The issue of returning remains and belongings held in European museums to their Indigenous Nations is the focus of a new website that has been developed by a PhD candidate.
Routes to Return is the first resource of its kind to provide a comprehensive overview of the repatriation process across Europe as well as assistance to indigenous communities who might consider making a claim.
Offering a country-by-country breakdown of the national laws, policies, guidelines, and approaches to the return of ancestors and belongings, Routes to Return also establishes a resource for European museums to compare different approaches and learn from one another.
The site has been developed by Amy Shakespeare, an experienced professional in the museum and heritage sector and a PhD student at the University of Exeter and Bath Spa, based at the Penryn campus in Cornwall.
“The issue of repatriation is one of the most pertinent for museums in the 21st century,” says Amy. “But despite the creation of some national laws and policies on the continent, and the huge amount of discussion in the sector, there is still a lack of action to return ancestors and belongings.

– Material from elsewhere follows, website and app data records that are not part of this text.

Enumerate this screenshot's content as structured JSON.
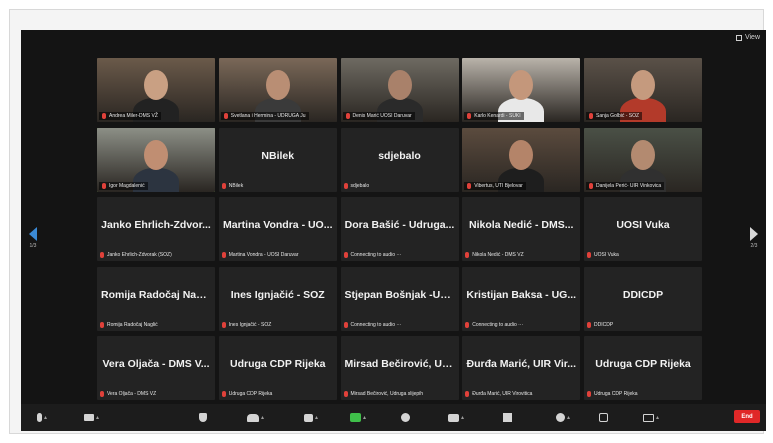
{
  "window": {
    "view_label": "View"
  },
  "nav": {
    "prev_page": "1/3",
    "next_page": "2/3"
  },
  "tiles": [
    {
      "caption": "Andrea Miler-DMS VŽ",
      "type": "video",
      "tone": "#6b5a4a",
      "skin": "#c9a083",
      "shirt": "#222"
    },
    {
      "caption": "Svetlana i Hermina - UDRUGA Ju",
      "type": "video",
      "tone": "#7a6858",
      "skin": "#b98e74",
      "shirt": "#3a3a3a"
    },
    {
      "caption": "Denis Marić UOSI Daruvar",
      "type": "video",
      "tone": "#6e6a62",
      "skin": "#a9816a",
      "shirt": "#2a2a2a"
    },
    {
      "caption": "Karlo Kenardi - SUKI",
      "type": "video",
      "tone": "#b9b3aa",
      "skin": "#c4977b",
      "shirt": "#e8e8e8"
    },
    {
      "caption": "Sanja Golbić - SOZ",
      "type": "video",
      "tone": "#5a5148",
      "skin": "#c59a7e",
      "shirt": "#b33a2a"
    },
    {
      "caption": "Igor Magdalenić",
      "type": "video",
      "speaking": true,
      "tone": "#8c8f86",
      "skin": "#c08e72",
      "shirt": "#2c3440"
    },
    {
      "name": "NBilek",
      "caption": "NBilek",
      "type": "name"
    },
    {
      "name": "sdjebalo",
      "caption": "sdjebalo",
      "type": "name"
    },
    {
      "caption": "Vibertus, UTI Bjelovar",
      "type": "video",
      "tone": "#5b4b3e",
      "skin": "#b48469",
      "shirt": "#1e1e1e"
    },
    {
      "caption": "Danijela Perić- UIR Vinkovica",
      "type": "video",
      "tone": "#4a5046",
      "skin": "#b38a70",
      "shirt": "#303030"
    },
    {
      "name": "Janko Ehrlich-Zdvor...",
      "caption": "Janko Ehrlich-Zdvorak (SOZ)",
      "type": "name"
    },
    {
      "name": "Martina Vondra - UO...",
      "caption": "Martina Vondra - UOSI Daruvar",
      "type": "name"
    },
    {
      "name": "Dora Bašić - Udruga...",
      "caption": "Connecting to audio ···",
      "type": "name"
    },
    {
      "name": "Nikola Nedić - DMS...",
      "caption": "Nikola Nedić - DMS VŽ",
      "type": "name"
    },
    {
      "name": "UOSI Vuka",
      "caption": "UOSI Vuka",
      "type": "name"
    },
    {
      "name": "Romija Radočaj Naglić",
      "caption": "Romija Radočaj Naglić",
      "type": "name"
    },
    {
      "name": "Ines Ignjačić - SOZ",
      "caption": "Ines Ignjačić - SOZ",
      "type": "name"
    },
    {
      "name": "Stjepan Bošnjak -UG...",
      "caption": "Connecting to audio ···",
      "type": "name"
    },
    {
      "name": "Kristijan Baksa - UG...",
      "caption": "Connecting to audio ···",
      "type": "name"
    },
    {
      "name": "DDICDP",
      "caption": "DDICDP",
      "type": "name"
    },
    {
      "name": "Vera Oljača - DMS V...",
      "caption": "Vera Oljača - DMS VŽ",
      "type": "name"
    },
    {
      "name": "Udruga CDP Rijeka",
      "caption": "Udruga CDP Rijeka",
      "type": "name"
    },
    {
      "name": "Mirsad Bečirović, Ud...",
      "caption": "Mirsad Bečirović, Udruga slijepih",
      "type": "name"
    },
    {
      "name": "Đurđa Marić, UIR Vir...",
      "caption": "Đurđa Marić, UIR Virovitica",
      "type": "name"
    },
    {
      "name": "Udruga CDP Rijeka",
      "caption": "Udruga CDP Rijeka",
      "type": "name"
    }
  ],
  "toolbar": {
    "end_label": "End"
  },
  "colors": {
    "speaking": "#7ed957",
    "mic_muted": "#e0413a",
    "end": "#e02828"
  }
}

“There are numerous reasons for this such as a lack of funding, capacity, skills and confidence around repatriation within museums. But it’s also down to many of the policies and projects being created to address the issue not reaching the people who need the information, particularly those in Indigenous Nations.”
Amy embarked on the Arts and Humanities Research Council-funded PhD in 2020, following several years working in the museum and heritage sector. During this time, she noted the sector’s lack of action with regards to repatriation and anticolonial practice.
As part of the PhD, Amy had the opportunity to undertake a Smithsonian Research Fellowship at the National Museum of the American Indian earlier this year in Washington, DC. And it was there that Amy and her mentor, Jackie Swift, the Museum’s Repatriation Manager, identified a need for a resource that would help Indigenous Nations and Communities understand the complex and ever-changing European approaches to repatriation. This inspired her to begin development of the website.
The site provides an overview of the European repatriation laws, policies, guidelines, and potential approaches that can be useful to know before beginning a repatriation effort. It offers a summary of some of the common themes regarding repatriation across Europe, as well as a country-by-country breakdown.
Amy said: “I hope that Routes to Return can help Indigenous Nations’ and Communities’ efforts to secure the return of their ancestors and belongings by putting the relevant information in one place. It’s a work-in-progress, an ever-growing resource that aims to keep up with the rapidly changing approaches to international repatriation in Europe.”
Amy is a history alumna from Exeter, and graduated in 2014.